An air source heat pump, commonly used in a mini split system, primarily consists of two main components:
- Outdoor Unit (Condenser): Located outside the house, it houses the compressor and condenser coil, which release heat to the outside during cooling mode.
- Indoor Unit (Air Handler): Positioned inside the room, it contains the evaporator coil and air handling components, absorbing heat from the interior during cooling mode and releasing heat during cooling mode and releasing heat during heating mode.
Additional components include the refrigerant lines that connect the indoor and outdoor units, a power cable, a drainage line, control wiring, and usually a remote control for adjusting system settings.
Geothermal (Ground Source) Heat Pumps
Geothermal heat pumps, also known as ground source heat pumps, use the consistent temperature of the earth as the exchange medium instead of the outside air temperature. This allows the system to reach fairly high efficiencies (300% to 600%) even on the coldest winter nights.

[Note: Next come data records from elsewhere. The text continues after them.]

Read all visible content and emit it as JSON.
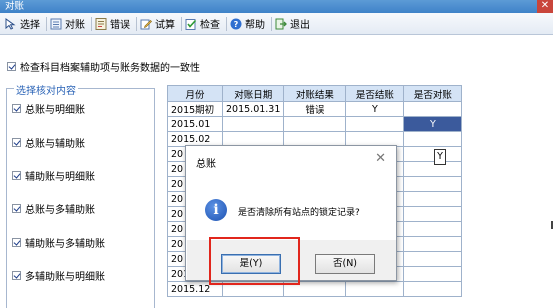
{
  "window": {
    "title": "对账",
    "close_symbol": "✕"
  },
  "toolbar": {
    "items": [
      {
        "label": "选择",
        "icon": "select-icon"
      },
      {
        "label": "对账",
        "icon": "reconcile-icon"
      },
      {
        "label": "错误",
        "icon": "error-icon"
      },
      {
        "label": "试算",
        "icon": "trial-balance-icon"
      },
      {
        "label": "检查",
        "icon": "check-icon"
      },
      {
        "label": "帮助",
        "icon": "help-icon"
      },
      {
        "label": "退出",
        "icon": "exit-icon"
      }
    ]
  },
  "options": {
    "consistency_label": "检查科目档案辅助项与账务数据的一致性",
    "group_title": "选择核对内容",
    "items": [
      {
        "label": "总账与明细账",
        "checked": true
      },
      {
        "label": "总账与辅助账",
        "checked": true
      },
      {
        "label": "辅助账与明细账",
        "checked": true
      },
      {
        "label": "总账与多辅助账",
        "checked": true
      },
      {
        "label": "辅助账与多辅助账",
        "checked": true
      },
      {
        "label": "多辅助账与明细账",
        "checked": true
      }
    ]
  },
  "grid": {
    "columns": [
      "月份",
      "对账日期",
      "对账结果",
      "是否结账",
      "是否对账"
    ],
    "rows": [
      [
        "2015期初",
        "2015.01.31",
        "错误",
        "Y",
        ""
      ],
      [
        "2015.01",
        "",
        "",
        "",
        "Y"
      ],
      [
        "2015.02",
        "",
        "",
        "",
        ""
      ],
      [
        "20",
        "",
        "",
        "",
        "Y"
      ],
      [
        "20",
        "",
        "",
        "",
        ""
      ],
      [
        "20",
        "",
        "",
        "",
        ""
      ],
      [
        "20",
        "",
        "",
        "",
        ""
      ],
      [
        "20",
        "",
        "",
        "",
        ""
      ],
      [
        "20",
        "",
        "",
        "",
        ""
      ],
      [
        "20",
        "",
        "",
        "",
        ""
      ],
      [
        "20",
        "",
        "",
        "",
        ""
      ],
      [
        "2015.11",
        "",
        "",
        "",
        ""
      ],
      [
        "2015.12",
        "",
        "",
        "",
        ""
      ]
    ],
    "selected_row": 1,
    "selected_col": 4
  },
  "dialog": {
    "title": "总账",
    "close_symbol": "✕",
    "icon": "info-icon",
    "icon_glyph": "i",
    "message": "是否清除所有站点的锁定记录?",
    "yes_label": "是(Y)",
    "no_label": "否(N)"
  },
  "colors": {
    "title_bar": "#3f82c8",
    "header": "#d4e3f5",
    "selection": "#3b5a9c",
    "highlight": "#e1261c",
    "group_title": "#2b64b7"
  }
}
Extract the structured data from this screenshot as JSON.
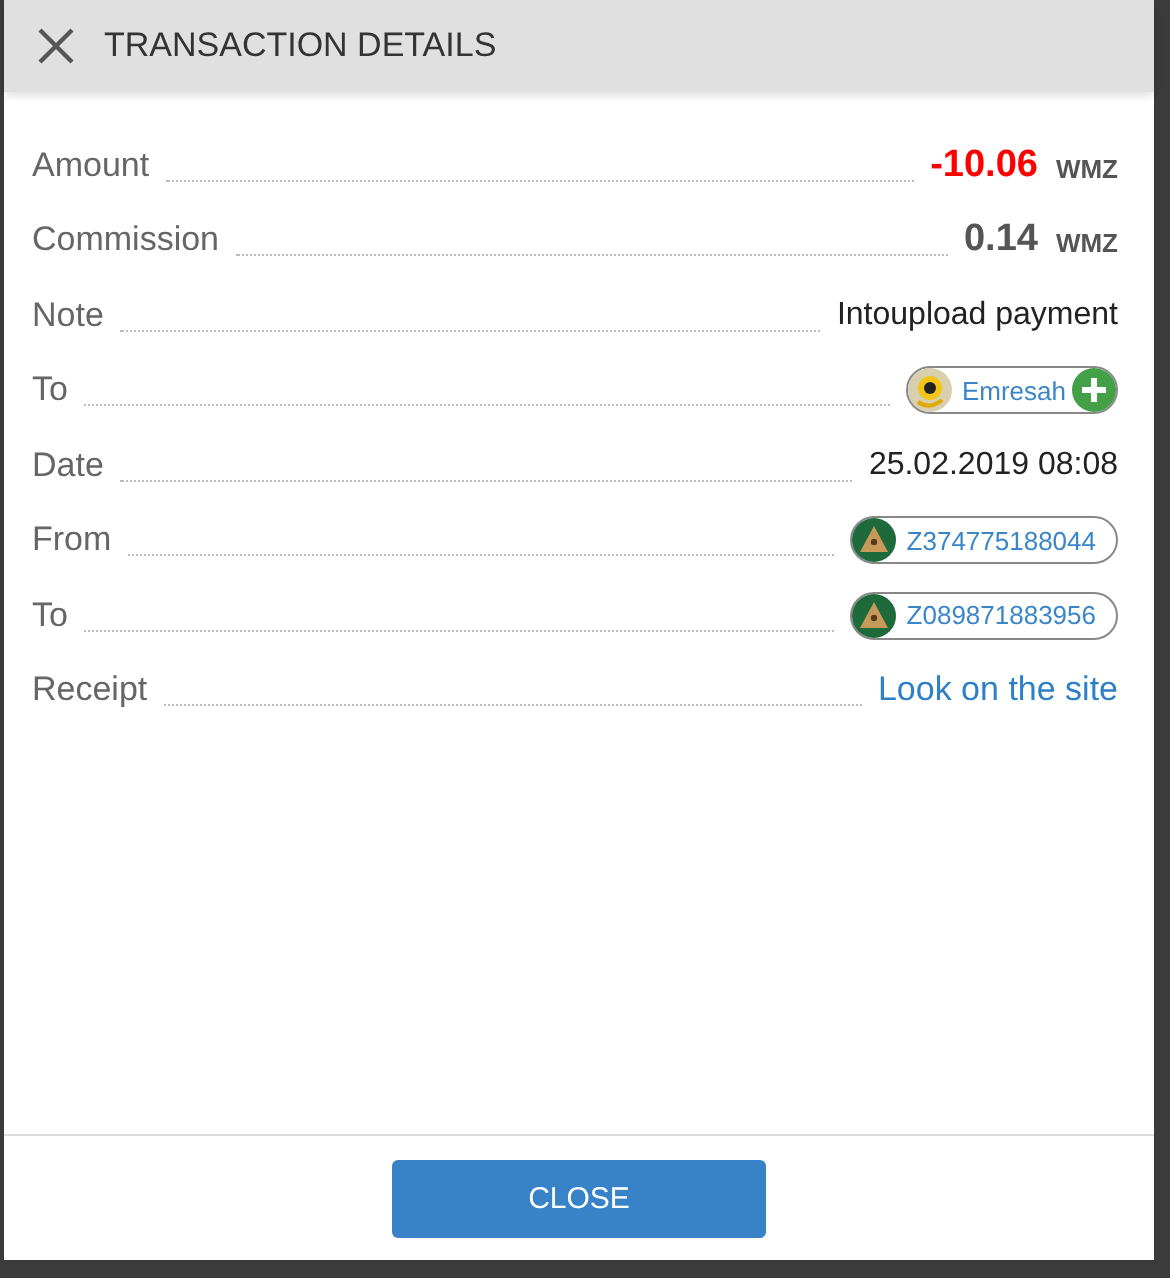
{
  "dialog": {
    "title": "TRANSACTION DETAILS"
  },
  "rows": [
    {
      "label": "Amount",
      "kind": "amount",
      "value": "-10.06",
      "currency": "WMZ",
      "negative": true
    },
    {
      "label": "Commission",
      "kind": "amount",
      "value": "0.14",
      "currency": "WMZ",
      "negative": false
    },
    {
      "label": "Note",
      "kind": "text",
      "value": "Intoupload payment"
    },
    {
      "label": "To",
      "kind": "user_chip",
      "value": "Emresah",
      "addable": true
    },
    {
      "label": "Date",
      "kind": "text",
      "value": "25.02.2019 08:08"
    },
    {
      "label": "From",
      "kind": "wallet_chip",
      "value": "Z374775188044",
      "addable": false
    },
    {
      "label": "To",
      "kind": "wallet_chip",
      "value": "Z089871883956",
      "addable": false
    },
    {
      "label": "Receipt",
      "kind": "link",
      "value": "Look on the site"
    }
  ],
  "footer": {
    "button": "CLOSE"
  }
}
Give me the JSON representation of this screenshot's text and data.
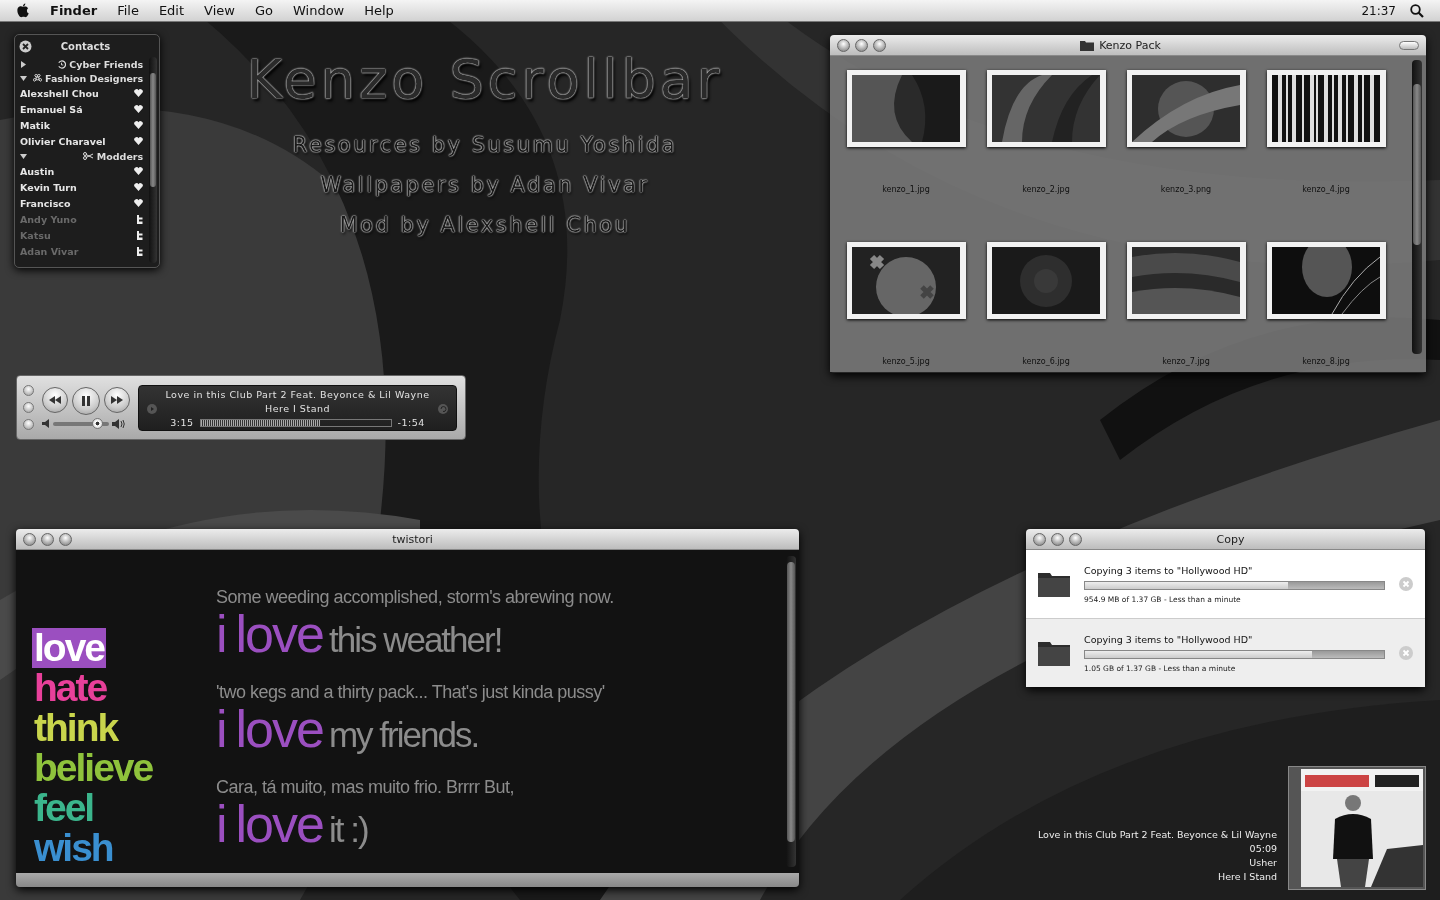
{
  "menu_bar": {
    "items": [
      {
        "label": "Finder",
        "kind": "app"
      },
      {
        "label": "File",
        "kind": "menu"
      },
      {
        "label": "Edit",
        "kind": "menu"
      },
      {
        "label": "View",
        "kind": "menu"
      },
      {
        "label": "Go",
        "kind": "menu"
      },
      {
        "label": "Window",
        "kind": "menu"
      },
      {
        "label": "Help",
        "kind": "menu"
      }
    ],
    "clock": "21:37"
  },
  "contacts": {
    "title": "Contacts",
    "groups": [
      {
        "name": "Cyber Friends",
        "expanded": false
      },
      {
        "name": "Fashion Designers",
        "expanded": true,
        "children": [
          {
            "name": "Alexshell Chou",
            "online": true,
            "kind": "heart"
          },
          {
            "name": "Emanuel Sá",
            "online": true,
            "kind": "heart"
          },
          {
            "name": "Matik",
            "online": true,
            "kind": "heart"
          },
          {
            "name": "Olivier Charavel",
            "online": true,
            "kind": "heart"
          }
        ]
      },
      {
        "name": "Modders",
        "expanded": true,
        "children": [
          {
            "name": "Austin",
            "online": true,
            "kind": "heart"
          },
          {
            "name": "Kevin Turn",
            "online": true,
            "kind": "heart"
          },
          {
            "name": "Francisco",
            "online": true,
            "kind": "heart"
          },
          {
            "name": "Andy Yuno",
            "online": false,
            "kind": "twitter"
          },
          {
            "name": "Katsu",
            "online": false,
            "kind": "twitter"
          },
          {
            "name": "Adan Vivar",
            "online": false,
            "kind": "twitter"
          }
        ]
      }
    ]
  },
  "headline": {
    "title": "Kenzo Scrollbar",
    "credits": [
      "Resources by Susumu Yoshida",
      "Wallpapers by Adan Vivar",
      "Mod by Alexshell Chou"
    ]
  },
  "kenzo_pack": {
    "title": "Kenzo Pack",
    "files": [
      {
        "name": "kenzo_1.jpg",
        "kind": "picture"
      },
      {
        "name": "kenzo_2.jpg",
        "kind": "picture"
      },
      {
        "name": "kenzo_3.png",
        "kind": "picture"
      },
      {
        "name": "kenzo_4.jpg",
        "kind": "picture"
      },
      {
        "name": "kenzo_5.jpg",
        "kind": "picture"
      },
      {
        "name": "kenzo_6.jpg",
        "kind": "picture"
      },
      {
        "name": "kenzo_7.jpg",
        "kind": "picture"
      },
      {
        "name": "kenzo_8.jpg",
        "kind": "picture"
      }
    ]
  },
  "player": {
    "track": "Love in this Club Part 2 Feat. Beyonce & Lil Wayne",
    "album": "Here I Stand",
    "elapsed": "3:15",
    "remaining": "-1:54",
    "progress": {
      "level": 0.63
    },
    "volume": {
      "level": 0.78
    }
  },
  "twistori": {
    "title": "twistori",
    "words": [
      {
        "text": "love",
        "color": "#9b4fc0",
        "selected": true
      },
      {
        "text": "hate",
        "color": "#e8409a",
        "selected": false
      },
      {
        "text": "think",
        "color": "#c9d54c",
        "selected": false
      },
      {
        "text": "believe",
        "color": "#8fc33c",
        "selected": false
      },
      {
        "text": "feel",
        "color": "#3bb58c",
        "selected": false
      },
      {
        "text": "wish",
        "color": "#3a8fd0",
        "selected": false
      }
    ],
    "entries": [
      {
        "quote": "Some weeding accomplished, storm's abrewing now.",
        "lead": "i",
        "verb": "love",
        "rest": "this weather!"
      },
      {
        "quote": "'two kegs and a thirty pack... That's just kinda pussy'",
        "lead": "i",
        "verb": "love",
        "rest": "my friends."
      },
      {
        "quote": "Cara, tá muito, mas muito frio. Brrrr But,",
        "lead": "i",
        "verb": "love",
        "rest": "it :)"
      }
    ]
  },
  "copy": {
    "title": "Copy",
    "items": [
      {
        "title": "Copying 3 items to \"Hollywood HD\"",
        "status": "954.9 MB of 1.37 GB - Less than a minute",
        "level": 0.68
      },
      {
        "title": "Copying 3 items to \"Hollywood HD\"",
        "status": "1.05 GB of 1.37 GB - Less than a minute",
        "level": 0.76
      }
    ]
  },
  "now_playing": {
    "track": "Love in this Club Part 2 Feat. Beyonce & Lil Wayne",
    "duration": "05:09",
    "artist": "Usher",
    "album": "Here I Stand"
  }
}
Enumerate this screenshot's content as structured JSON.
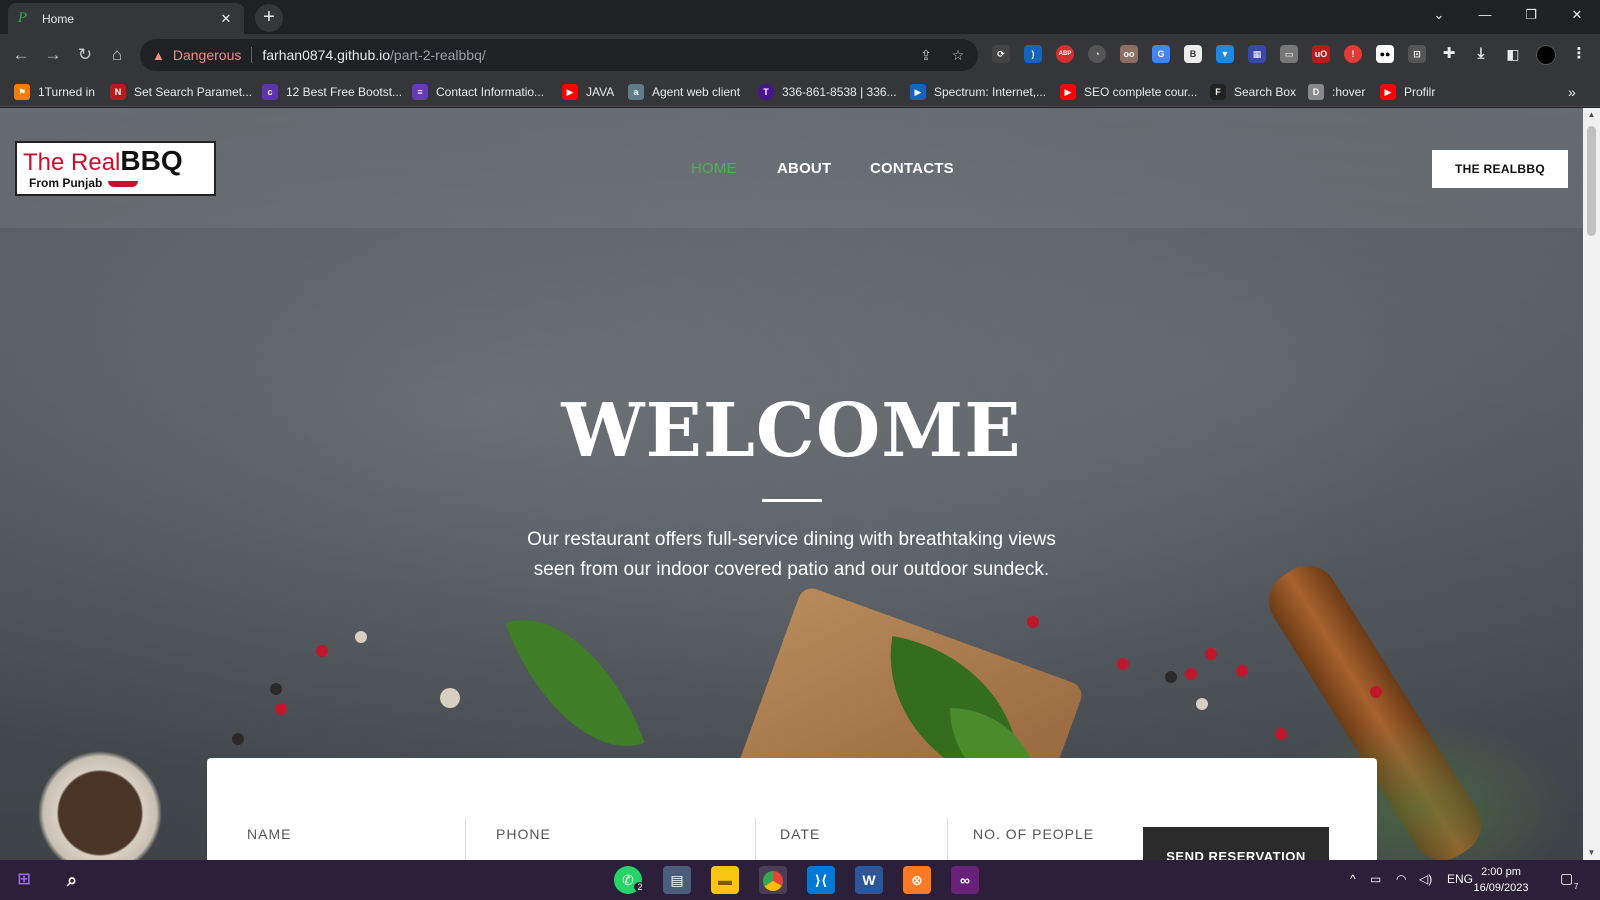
{
  "browser": {
    "tab": {
      "title": "Home"
    },
    "address": {
      "security_label": "Dangerous",
      "host": "farhan0874.github.io",
      "path": "/part-2-realbbq/"
    },
    "bookmarks": [
      {
        "label": "1Turned in",
        "icon": "bookmark-icon",
        "color": "#f57c00"
      },
      {
        "label": "Set Search Paramet...",
        "icon": "ns-icon",
        "color": "#b71c1c"
      },
      {
        "label": "12 Best Free Bootst...",
        "icon": "colorlib-icon",
        "color": "#5e35b1"
      },
      {
        "label": "Contact Informatio...",
        "icon": "form-icon",
        "color": "#673ab7"
      },
      {
        "label": "JAVA",
        "icon": "youtube-icon",
        "color": "#ff0000"
      },
      {
        "label": "Agent web client",
        "icon": "agent-icon",
        "color": "#607d8b"
      },
      {
        "label": "336-861-8538 | 336...",
        "icon": "t-icon",
        "color": "#4a148c"
      },
      {
        "label": "Spectrum: Internet,...",
        "icon": "spectrum-icon",
        "color": "#1565c0"
      },
      {
        "label": "SEO complete cour...",
        "icon": "youtube-icon",
        "color": "#ff0000"
      },
      {
        "label": "Search Box",
        "icon": "f-icon",
        "color": "#222222"
      },
      {
        "label": ":hover",
        "icon": "dg-icon",
        "color": "#888888"
      },
      {
        "label": "Profilr",
        "icon": "youtube-icon",
        "color": "#ff0000"
      }
    ]
  },
  "site": {
    "logo": {
      "line1_red": "The Real",
      "line1_black": "BBQ",
      "line2": "From Punjab"
    },
    "nav": [
      {
        "label": "HOME",
        "active": true
      },
      {
        "label": "ABOUT",
        "active": false
      },
      {
        "label": "CONTACTS",
        "active": false
      }
    ],
    "cta_label": "THE REALBBQ",
    "hero": {
      "title": "WELCOME",
      "text": "Our restaurant offers full-service dining with breathtaking views seen from our indoor covered patio and our outdoor sundeck."
    },
    "form": {
      "name_label": "NAME",
      "phone_label": "PHONE",
      "date_label": "DATE",
      "people_label": "NO. OF PEOPLE",
      "submit_label": "SEND RESERVATION"
    }
  },
  "taskbar": {
    "whatsapp_badge": "2",
    "language": "ENG",
    "time": "2:00 pm",
    "date": "16/09/2023",
    "notification_count": "7"
  },
  "colors": {
    "nav_active": "#4caf50",
    "danger": "#f28b82",
    "taskbar": "#2c1f3a"
  }
}
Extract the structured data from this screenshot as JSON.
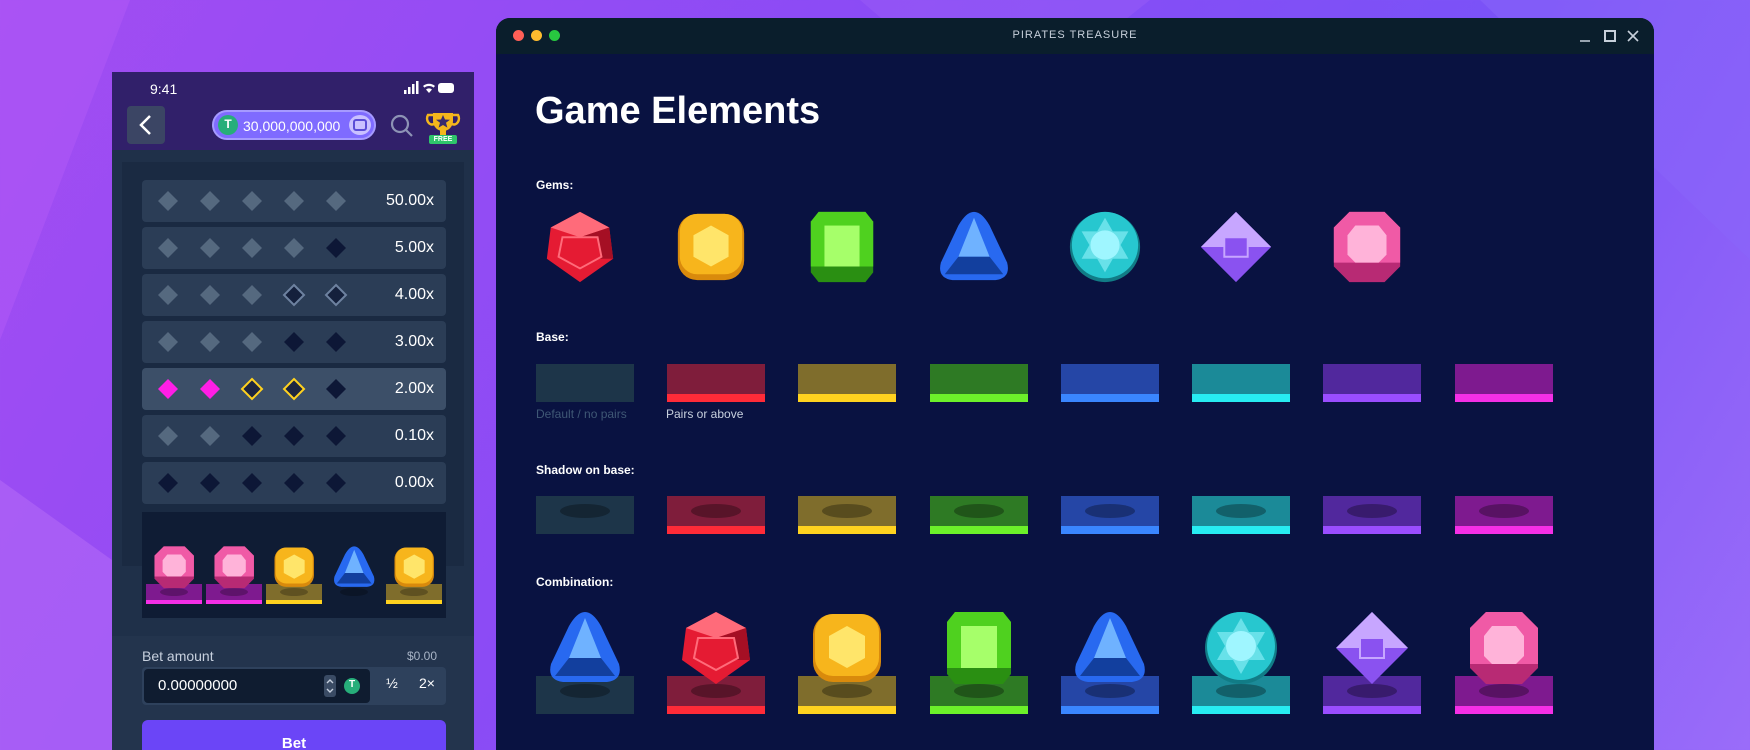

Brands like WaterFurnace, Bosch, and Climatemaster are known for their superior geothermal systems.
A geothermal, or ground source heat pump, operates using different key components:
- Ground Loop (Heat Exchanger): A pipe system buried in the ground, filled with a heat transfer fluid, which absorbs or dumps heat from or to the ground depending on the season.
- Indoor Unit (Heat Pump): Houses the compressor, heat exchanger, and the air handler. It extracts heat from the fluid and distributes it throughout the home.
- Ductwork or Radiant Heating System: Distributes the heat produced by the geothermal heat pump through the home.
- Pump and Controller: Circulates the heat transfer fluid through the ground loop and manages the system’s operation for maximum efficiency.
Note that a significant amount of land or water source is required for the ground loop, and installation often involves considerable excavation or drilling.
Comparing Air Source and Geothermal Heat Pumps
Air source heat pumps are usually cheaper to install, ranging from $3,500 to $7,500, but their operating costs can be higher, especially in colder climates. On the other hand, geothermal heat pumps are more expensive upfront, costing between $10,000 and $25,000 to install, but have much lower operating costs due to their high efficiency.
In terms of environmental impact, geothermal heat pumps are generally more environmentally friendly as they harness stable underground temperatures, reducing reliance on electricity. However, air source heat pumps have been improving in efficiency and, when powered by renewable energy, can also be a green choice.
Making the Right Choice for Your Home
The best heat pump system for you depends on various factors including your local climate, soil conditions, space availability, budget, and energy needs. For example, if you live in a mild climate, an air source heat pump might be a cost-effective and efficient choice. However, if you live in a region with extreme temperatures and you have the budget for it, a geothermal heat pump could offer long-term savings and performance. Always consult with a professional to assess your specific circumstances and make the best choice.
Conclusion – Air Source vs Geothermal Heat Pumps
Choosing the right heating and cooling system for your home is crucial for both comfort and energy savings. Whether you choose an air source or a geothermal heat pump, understanding how each system works and their benefits can help you make an informed decision.